As an unidentified local said, "We see the royals around, but you don't acknowledge them, as it were. We just leave them, so they can be like everyone else." Indeed, the royal family has had a presence in Norfolk for years, and it makes sense that the locals have become inured to them. As the source said, "It's just how we are in Norfolk – we leave people alone. The royal family's been coming here for I don't know how many years, and I like the fact that they can come and just 'be' and do their own thing."
The royal couple has spent their private funds renovating Anmer Hall to suit their tastes and bring it up to par as a royal residence since they plan on staying at least two years. Yet royal insiders claim "Kate and William are country folk at heart. While their London home will be their base in terms of royal duties, Norfolk is where they want to bring up their family."
Moving their permanent base to Norfolk will also make it easier for Prince William to get to work, as well, as he starts his new job as a helicopter pilot for East Anglian Air Ambulance, which commences in spring 2015.

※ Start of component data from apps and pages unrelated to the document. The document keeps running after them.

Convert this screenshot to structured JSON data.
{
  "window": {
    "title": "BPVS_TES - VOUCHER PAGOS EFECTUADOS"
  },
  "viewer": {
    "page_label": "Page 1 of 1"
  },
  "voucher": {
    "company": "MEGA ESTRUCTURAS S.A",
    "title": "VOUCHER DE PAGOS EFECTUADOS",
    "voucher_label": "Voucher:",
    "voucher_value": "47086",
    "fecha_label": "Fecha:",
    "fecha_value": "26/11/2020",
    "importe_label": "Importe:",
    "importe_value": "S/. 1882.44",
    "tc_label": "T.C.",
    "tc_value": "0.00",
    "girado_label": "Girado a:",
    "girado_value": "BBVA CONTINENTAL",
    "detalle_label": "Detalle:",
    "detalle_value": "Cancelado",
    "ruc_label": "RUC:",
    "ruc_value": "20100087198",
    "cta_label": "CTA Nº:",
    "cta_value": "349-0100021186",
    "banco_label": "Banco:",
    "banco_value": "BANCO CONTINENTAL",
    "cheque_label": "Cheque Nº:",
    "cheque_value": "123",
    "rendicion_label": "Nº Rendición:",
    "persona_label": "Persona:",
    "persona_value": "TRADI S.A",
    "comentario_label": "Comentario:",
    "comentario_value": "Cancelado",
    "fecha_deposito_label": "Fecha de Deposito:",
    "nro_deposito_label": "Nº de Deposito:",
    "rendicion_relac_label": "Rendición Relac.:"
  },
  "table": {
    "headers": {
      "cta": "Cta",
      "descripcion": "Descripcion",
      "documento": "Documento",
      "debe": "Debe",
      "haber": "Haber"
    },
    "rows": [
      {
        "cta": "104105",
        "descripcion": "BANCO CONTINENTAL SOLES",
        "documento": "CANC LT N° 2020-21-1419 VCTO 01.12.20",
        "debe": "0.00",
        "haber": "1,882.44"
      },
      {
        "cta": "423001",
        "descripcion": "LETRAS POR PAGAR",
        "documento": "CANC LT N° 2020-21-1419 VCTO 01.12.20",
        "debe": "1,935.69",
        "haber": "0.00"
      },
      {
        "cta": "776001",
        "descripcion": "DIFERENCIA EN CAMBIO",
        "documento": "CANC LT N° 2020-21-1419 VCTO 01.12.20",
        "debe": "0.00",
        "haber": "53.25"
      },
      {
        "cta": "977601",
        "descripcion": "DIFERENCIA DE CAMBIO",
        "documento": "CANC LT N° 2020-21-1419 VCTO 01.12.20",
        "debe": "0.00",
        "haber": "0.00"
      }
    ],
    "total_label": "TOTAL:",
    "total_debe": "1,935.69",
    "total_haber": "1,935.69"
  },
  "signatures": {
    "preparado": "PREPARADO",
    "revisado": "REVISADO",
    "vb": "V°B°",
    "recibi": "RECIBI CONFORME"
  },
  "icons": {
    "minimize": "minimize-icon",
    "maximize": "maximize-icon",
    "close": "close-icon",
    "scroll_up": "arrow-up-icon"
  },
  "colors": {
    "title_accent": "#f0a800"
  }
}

But in their wake, William and Kate have left behind a costly renovation to Kensington Palace that took several years, which was supposed to be their home. Referred to as "Apartment 1A," the costs of making the four-story residence royally suitable cost the taxpayers millions.
Although William and Kate did personally pay for all manner of fixtures and fittings, rugs and furniture in Kensington Palace, the rest came from the public purse. Building work on the 22-plus room home included the addition of a second, private kitchen to the apartment, as well as several new bathrooms. Prince George had two separate nurseries, as well.
There was some national animosity about the spiraling costs of the refurbishments, especially because the extra costs came at a time of great austerity in Great Britain, and many wondered if re-doing Kensington Palace was truly the best use of taxpayer money.
Spokesmen for William and Kate, however, hastened to assure that Kensington Palace would be the royal couple's "one and only official residence," where they would live for "many years to come."
It seems as though there is a difference in opinion on what constitutes "many years."
Watch the video below and take a tour of the renovated Kensington Palace and tell us - did Kate and William waste money by renovating a place they barely stayed in? Do you think they will actually return and spend a significant amount of time there after their "two years" at Anmer?
[Image via E! Online]